THE TASK
Report only how many lines of the entries below contain the string "subscription".

TASK INPUT
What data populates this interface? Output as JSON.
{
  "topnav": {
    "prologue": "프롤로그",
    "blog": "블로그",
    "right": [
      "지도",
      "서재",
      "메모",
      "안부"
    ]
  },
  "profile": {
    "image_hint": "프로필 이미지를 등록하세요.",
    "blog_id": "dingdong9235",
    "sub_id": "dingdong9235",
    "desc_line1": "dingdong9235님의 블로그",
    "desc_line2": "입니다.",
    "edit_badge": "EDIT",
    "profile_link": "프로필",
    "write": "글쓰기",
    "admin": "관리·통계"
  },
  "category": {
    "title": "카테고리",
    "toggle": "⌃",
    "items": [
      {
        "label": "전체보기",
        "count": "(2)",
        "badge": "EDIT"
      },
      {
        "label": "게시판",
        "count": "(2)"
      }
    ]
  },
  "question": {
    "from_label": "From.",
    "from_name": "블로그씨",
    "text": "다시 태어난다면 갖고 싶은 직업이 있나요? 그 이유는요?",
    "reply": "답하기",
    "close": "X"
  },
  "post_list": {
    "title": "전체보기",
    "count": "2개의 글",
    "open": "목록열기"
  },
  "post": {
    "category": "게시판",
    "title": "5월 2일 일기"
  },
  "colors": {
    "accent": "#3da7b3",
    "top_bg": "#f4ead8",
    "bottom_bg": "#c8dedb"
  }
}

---

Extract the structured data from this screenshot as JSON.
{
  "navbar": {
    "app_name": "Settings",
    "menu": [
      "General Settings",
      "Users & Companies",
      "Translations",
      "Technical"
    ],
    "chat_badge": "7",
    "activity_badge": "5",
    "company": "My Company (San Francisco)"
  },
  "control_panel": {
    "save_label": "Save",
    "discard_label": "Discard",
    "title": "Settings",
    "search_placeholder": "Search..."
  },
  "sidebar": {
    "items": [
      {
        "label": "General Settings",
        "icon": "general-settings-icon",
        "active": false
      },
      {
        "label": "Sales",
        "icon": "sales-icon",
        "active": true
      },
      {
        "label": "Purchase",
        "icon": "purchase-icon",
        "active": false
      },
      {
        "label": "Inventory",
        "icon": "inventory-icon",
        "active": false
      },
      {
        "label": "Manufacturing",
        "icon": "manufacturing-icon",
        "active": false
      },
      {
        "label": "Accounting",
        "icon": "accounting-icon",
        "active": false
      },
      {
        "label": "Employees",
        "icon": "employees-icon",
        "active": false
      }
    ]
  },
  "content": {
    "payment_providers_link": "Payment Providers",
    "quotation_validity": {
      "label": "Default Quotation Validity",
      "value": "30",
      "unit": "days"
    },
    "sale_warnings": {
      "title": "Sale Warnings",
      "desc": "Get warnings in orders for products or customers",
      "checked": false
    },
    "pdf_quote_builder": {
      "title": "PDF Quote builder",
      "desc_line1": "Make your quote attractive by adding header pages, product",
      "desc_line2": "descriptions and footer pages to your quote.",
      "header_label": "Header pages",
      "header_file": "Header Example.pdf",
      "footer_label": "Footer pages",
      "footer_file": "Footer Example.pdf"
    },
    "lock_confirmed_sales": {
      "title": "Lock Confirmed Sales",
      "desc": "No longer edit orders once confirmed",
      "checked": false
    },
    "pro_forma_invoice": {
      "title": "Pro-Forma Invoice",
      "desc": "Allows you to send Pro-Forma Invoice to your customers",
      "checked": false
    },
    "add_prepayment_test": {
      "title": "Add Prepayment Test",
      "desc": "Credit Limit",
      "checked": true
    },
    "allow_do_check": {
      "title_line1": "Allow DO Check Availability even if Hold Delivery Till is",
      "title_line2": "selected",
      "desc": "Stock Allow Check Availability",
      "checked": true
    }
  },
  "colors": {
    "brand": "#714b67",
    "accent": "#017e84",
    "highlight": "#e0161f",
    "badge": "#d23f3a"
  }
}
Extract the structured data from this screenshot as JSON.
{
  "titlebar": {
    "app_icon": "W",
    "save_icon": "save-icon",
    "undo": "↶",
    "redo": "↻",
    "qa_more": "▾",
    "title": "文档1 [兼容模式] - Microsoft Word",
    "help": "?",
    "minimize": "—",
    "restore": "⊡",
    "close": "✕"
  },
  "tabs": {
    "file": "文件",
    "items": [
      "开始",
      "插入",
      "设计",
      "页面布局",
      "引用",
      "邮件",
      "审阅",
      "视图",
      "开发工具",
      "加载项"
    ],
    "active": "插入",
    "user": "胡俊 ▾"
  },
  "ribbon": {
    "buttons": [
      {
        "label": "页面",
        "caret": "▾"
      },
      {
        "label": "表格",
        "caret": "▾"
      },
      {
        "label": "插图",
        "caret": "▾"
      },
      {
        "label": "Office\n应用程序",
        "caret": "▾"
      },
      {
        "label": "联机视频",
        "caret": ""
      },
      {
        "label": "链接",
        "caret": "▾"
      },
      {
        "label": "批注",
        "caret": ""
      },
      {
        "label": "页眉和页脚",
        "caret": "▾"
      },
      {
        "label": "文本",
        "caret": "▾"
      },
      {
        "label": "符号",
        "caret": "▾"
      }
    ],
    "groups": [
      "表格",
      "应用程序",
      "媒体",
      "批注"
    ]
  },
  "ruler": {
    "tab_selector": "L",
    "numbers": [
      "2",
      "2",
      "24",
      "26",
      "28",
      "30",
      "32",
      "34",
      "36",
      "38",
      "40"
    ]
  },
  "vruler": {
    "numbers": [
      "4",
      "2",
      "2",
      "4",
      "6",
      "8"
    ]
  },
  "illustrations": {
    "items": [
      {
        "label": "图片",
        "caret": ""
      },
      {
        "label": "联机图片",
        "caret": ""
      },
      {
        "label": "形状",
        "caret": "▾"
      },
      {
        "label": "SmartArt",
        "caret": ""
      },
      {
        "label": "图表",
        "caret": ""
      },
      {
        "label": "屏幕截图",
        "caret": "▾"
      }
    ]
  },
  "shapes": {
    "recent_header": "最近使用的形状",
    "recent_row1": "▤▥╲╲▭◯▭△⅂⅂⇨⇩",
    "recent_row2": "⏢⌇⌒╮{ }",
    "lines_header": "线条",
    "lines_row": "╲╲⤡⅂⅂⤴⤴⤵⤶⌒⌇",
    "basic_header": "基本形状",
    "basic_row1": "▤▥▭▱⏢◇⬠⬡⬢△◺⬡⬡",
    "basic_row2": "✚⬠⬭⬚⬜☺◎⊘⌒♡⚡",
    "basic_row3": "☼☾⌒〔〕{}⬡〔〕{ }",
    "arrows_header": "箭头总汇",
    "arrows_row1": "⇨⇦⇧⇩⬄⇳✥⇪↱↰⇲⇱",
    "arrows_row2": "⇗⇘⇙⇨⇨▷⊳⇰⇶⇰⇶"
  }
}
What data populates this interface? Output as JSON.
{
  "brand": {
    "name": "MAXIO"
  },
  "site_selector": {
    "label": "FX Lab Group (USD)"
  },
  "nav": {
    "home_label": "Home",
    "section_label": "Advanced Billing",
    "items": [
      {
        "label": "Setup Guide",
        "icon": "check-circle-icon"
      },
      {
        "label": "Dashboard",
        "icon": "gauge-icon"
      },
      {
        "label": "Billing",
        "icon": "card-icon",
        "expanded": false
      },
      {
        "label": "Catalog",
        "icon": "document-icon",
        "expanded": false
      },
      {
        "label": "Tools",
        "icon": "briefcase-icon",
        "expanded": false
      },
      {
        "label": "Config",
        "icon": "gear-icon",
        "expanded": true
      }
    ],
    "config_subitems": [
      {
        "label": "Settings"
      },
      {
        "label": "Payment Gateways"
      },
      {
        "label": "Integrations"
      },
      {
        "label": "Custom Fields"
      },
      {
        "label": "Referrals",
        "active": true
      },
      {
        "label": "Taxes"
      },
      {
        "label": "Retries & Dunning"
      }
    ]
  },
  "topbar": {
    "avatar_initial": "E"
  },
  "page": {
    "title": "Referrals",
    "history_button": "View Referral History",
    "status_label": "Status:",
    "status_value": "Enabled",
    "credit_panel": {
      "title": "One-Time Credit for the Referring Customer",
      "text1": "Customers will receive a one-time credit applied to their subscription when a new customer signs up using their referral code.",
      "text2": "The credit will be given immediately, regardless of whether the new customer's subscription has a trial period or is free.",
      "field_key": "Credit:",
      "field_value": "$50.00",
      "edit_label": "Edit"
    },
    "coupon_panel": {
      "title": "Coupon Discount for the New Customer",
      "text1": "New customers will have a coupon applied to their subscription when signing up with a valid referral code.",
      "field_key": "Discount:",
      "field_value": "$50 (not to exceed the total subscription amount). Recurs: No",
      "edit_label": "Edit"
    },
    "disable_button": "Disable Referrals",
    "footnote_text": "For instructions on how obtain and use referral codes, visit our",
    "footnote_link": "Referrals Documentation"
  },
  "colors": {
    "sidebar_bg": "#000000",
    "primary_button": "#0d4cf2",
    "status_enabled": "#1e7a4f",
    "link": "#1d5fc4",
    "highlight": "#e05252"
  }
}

SOLUTION BELOW
4